**YOUR GOAL**
Copy out every line of the data that has the word "彩色處理" somewhere in it.

**SOURCE RECORDS**
+---+

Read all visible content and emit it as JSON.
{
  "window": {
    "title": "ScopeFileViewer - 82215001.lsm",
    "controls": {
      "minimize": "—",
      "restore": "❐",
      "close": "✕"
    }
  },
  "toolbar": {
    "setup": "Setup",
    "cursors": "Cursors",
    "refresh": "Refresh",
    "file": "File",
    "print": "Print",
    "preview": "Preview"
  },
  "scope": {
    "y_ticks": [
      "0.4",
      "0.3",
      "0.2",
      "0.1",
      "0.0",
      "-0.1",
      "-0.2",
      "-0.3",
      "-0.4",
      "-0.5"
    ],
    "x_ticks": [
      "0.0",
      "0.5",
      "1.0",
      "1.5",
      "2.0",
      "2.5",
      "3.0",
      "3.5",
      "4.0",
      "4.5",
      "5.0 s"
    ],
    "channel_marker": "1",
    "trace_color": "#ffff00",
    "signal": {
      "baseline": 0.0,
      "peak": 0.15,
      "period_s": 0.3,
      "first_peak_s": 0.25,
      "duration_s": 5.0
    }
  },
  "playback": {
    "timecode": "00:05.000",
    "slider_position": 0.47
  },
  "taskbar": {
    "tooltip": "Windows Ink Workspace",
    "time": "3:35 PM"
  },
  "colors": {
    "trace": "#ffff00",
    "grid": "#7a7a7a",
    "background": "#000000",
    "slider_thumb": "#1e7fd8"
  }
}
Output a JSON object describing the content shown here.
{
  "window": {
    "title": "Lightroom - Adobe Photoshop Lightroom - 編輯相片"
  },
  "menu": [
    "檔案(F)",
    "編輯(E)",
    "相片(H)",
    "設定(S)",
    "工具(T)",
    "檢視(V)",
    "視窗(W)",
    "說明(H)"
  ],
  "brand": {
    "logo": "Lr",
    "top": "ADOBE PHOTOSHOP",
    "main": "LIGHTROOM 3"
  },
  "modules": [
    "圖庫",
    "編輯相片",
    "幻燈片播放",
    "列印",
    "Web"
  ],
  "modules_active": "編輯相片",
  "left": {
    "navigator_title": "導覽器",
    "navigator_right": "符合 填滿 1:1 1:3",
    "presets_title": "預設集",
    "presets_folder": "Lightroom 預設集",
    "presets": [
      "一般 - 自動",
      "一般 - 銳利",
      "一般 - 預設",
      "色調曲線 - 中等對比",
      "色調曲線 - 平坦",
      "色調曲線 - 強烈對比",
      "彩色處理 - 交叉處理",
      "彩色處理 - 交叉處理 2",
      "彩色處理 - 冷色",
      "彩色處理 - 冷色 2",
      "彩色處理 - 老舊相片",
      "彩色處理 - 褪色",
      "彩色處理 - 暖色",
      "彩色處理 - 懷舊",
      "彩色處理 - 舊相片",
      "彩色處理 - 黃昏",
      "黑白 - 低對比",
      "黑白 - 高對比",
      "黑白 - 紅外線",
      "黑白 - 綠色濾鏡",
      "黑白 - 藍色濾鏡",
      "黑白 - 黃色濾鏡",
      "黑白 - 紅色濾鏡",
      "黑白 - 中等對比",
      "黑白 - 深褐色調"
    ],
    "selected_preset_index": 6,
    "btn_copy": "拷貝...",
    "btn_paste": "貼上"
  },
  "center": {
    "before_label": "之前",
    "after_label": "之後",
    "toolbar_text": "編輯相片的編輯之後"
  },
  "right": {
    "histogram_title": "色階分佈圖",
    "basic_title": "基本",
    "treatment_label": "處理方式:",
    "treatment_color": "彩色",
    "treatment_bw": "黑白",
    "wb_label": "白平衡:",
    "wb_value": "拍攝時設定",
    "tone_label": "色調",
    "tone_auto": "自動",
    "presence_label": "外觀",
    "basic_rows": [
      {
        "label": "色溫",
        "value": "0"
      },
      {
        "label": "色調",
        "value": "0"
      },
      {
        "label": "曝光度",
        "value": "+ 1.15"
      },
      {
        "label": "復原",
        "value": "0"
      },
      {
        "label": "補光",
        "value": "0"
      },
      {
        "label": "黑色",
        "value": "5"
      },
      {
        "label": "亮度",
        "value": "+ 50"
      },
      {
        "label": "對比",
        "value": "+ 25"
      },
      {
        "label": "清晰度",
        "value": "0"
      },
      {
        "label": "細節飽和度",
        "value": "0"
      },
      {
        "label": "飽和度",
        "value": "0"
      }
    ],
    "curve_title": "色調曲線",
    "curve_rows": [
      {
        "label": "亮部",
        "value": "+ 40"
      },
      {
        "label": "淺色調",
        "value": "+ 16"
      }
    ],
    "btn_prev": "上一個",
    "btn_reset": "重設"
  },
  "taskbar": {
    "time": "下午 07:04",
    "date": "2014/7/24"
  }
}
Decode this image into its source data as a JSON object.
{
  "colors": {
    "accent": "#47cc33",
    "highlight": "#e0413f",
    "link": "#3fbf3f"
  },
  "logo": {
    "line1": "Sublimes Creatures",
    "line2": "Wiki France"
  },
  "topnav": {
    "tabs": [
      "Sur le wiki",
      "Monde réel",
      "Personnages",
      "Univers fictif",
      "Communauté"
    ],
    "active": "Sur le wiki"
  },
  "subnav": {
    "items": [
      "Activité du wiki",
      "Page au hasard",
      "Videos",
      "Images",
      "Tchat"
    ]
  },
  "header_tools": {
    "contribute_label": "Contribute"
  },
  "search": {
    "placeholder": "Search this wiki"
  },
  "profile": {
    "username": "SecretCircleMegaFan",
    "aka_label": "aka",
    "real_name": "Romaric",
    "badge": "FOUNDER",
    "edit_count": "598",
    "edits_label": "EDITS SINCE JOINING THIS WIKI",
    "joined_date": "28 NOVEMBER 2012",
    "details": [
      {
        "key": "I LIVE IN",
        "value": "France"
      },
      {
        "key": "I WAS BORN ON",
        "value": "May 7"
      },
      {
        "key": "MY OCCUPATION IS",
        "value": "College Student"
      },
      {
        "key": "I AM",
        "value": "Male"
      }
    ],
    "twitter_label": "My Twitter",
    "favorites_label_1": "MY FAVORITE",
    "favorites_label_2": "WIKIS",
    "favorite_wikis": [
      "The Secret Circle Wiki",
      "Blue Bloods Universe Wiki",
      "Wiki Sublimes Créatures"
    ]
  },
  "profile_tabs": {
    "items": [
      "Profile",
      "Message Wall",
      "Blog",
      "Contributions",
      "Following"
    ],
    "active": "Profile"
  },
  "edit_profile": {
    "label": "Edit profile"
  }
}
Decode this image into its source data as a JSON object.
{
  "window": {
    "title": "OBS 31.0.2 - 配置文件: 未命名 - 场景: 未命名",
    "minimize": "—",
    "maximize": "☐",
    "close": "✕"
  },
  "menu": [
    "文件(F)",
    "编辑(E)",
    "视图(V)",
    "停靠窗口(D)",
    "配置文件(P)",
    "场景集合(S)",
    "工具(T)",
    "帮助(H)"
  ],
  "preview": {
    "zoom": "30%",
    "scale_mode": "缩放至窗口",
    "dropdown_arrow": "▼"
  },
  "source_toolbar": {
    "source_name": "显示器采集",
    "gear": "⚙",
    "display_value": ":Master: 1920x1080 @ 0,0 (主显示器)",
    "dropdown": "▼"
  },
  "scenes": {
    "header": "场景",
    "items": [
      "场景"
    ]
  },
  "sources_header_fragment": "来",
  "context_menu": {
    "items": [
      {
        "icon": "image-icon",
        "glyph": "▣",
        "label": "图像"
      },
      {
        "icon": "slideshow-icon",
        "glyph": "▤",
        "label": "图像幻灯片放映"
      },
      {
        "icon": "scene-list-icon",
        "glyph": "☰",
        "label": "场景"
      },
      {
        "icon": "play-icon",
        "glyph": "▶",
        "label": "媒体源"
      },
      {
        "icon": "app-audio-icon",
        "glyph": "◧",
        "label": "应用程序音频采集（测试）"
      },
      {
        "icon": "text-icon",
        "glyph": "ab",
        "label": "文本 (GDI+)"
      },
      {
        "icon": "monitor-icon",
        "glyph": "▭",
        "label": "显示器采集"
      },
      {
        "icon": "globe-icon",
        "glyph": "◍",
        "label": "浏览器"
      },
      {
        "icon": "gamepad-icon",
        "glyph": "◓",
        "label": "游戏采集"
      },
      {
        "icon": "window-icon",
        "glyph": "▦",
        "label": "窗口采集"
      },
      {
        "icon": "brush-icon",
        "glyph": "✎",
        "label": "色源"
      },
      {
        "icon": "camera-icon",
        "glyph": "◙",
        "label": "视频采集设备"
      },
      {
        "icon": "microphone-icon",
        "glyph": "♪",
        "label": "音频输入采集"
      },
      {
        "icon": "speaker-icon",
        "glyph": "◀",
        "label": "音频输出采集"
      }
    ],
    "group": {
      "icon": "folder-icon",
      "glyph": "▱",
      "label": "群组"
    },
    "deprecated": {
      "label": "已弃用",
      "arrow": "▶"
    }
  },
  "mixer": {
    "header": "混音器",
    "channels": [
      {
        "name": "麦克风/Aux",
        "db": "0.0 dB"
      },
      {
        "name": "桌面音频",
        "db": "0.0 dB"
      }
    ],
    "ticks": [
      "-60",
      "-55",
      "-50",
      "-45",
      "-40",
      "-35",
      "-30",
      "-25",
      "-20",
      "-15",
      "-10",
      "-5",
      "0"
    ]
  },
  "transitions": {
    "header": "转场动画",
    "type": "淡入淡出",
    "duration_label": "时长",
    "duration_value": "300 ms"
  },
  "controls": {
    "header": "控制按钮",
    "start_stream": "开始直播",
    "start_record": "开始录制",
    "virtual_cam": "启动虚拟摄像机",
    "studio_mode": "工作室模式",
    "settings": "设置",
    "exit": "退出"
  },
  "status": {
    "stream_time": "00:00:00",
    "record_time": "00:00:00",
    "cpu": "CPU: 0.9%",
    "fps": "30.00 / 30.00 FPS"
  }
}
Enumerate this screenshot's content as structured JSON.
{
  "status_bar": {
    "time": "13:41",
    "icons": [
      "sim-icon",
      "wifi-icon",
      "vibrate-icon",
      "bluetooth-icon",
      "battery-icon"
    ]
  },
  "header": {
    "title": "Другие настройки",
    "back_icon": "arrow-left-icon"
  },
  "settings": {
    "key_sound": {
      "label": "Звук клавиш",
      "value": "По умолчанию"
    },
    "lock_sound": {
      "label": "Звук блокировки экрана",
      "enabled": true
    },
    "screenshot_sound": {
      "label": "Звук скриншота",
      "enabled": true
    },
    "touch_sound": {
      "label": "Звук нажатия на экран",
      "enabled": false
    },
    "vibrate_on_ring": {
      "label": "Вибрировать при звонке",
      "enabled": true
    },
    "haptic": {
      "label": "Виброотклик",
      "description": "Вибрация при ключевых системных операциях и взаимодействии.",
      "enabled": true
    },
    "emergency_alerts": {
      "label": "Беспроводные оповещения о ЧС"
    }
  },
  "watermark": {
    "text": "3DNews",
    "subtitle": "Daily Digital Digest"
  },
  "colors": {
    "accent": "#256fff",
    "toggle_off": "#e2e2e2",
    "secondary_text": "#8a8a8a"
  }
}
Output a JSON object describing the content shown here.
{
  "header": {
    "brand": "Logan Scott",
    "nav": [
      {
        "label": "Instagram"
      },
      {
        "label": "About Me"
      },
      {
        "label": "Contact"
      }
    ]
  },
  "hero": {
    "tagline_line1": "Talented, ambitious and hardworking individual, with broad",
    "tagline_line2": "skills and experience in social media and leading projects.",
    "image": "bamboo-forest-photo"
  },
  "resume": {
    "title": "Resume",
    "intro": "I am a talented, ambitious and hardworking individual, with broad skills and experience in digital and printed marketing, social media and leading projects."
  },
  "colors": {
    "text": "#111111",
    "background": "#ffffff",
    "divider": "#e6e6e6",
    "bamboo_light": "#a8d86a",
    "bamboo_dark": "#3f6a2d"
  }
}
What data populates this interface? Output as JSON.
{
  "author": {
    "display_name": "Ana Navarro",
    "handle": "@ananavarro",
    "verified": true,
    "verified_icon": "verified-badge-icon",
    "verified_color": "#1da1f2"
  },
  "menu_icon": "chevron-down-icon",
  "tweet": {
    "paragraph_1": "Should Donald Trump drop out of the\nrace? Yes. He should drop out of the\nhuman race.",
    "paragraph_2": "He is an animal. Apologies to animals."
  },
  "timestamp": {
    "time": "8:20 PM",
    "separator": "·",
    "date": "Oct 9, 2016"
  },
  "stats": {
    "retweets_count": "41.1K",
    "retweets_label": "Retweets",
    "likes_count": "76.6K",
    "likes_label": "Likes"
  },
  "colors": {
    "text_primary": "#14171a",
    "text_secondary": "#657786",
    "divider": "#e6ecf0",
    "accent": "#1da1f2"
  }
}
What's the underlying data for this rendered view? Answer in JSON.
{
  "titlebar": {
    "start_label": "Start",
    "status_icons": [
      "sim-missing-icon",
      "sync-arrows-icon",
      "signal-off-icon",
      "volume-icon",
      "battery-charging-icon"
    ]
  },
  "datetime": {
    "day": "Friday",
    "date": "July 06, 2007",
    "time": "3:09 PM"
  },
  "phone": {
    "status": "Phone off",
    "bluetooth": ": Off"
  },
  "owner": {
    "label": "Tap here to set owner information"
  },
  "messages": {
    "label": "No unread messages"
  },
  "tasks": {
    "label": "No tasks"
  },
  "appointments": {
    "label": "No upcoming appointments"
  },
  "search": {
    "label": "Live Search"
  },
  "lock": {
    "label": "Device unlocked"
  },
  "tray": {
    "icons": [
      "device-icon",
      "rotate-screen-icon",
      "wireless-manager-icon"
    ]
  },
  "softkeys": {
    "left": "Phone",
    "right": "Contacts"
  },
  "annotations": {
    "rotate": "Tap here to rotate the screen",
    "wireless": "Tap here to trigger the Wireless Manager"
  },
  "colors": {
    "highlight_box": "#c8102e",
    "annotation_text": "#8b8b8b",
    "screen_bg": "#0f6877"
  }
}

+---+

**EXERCISE SOLUTION**
      "彩色處理 - 交叉處理",
      "彩色處理 - 交叉處理 2",
      "彩色處理 - 冷色",
      "彩色處理 - 冷色 2",
      "彩色處理 - 老舊相片",
      "彩色處理 - 褪色",
      "彩色處理 - 暖色",
      "彩色處理 - 懷舊",
      "彩色處理 - 舊相片",
      "彩色處理 - 黃昏",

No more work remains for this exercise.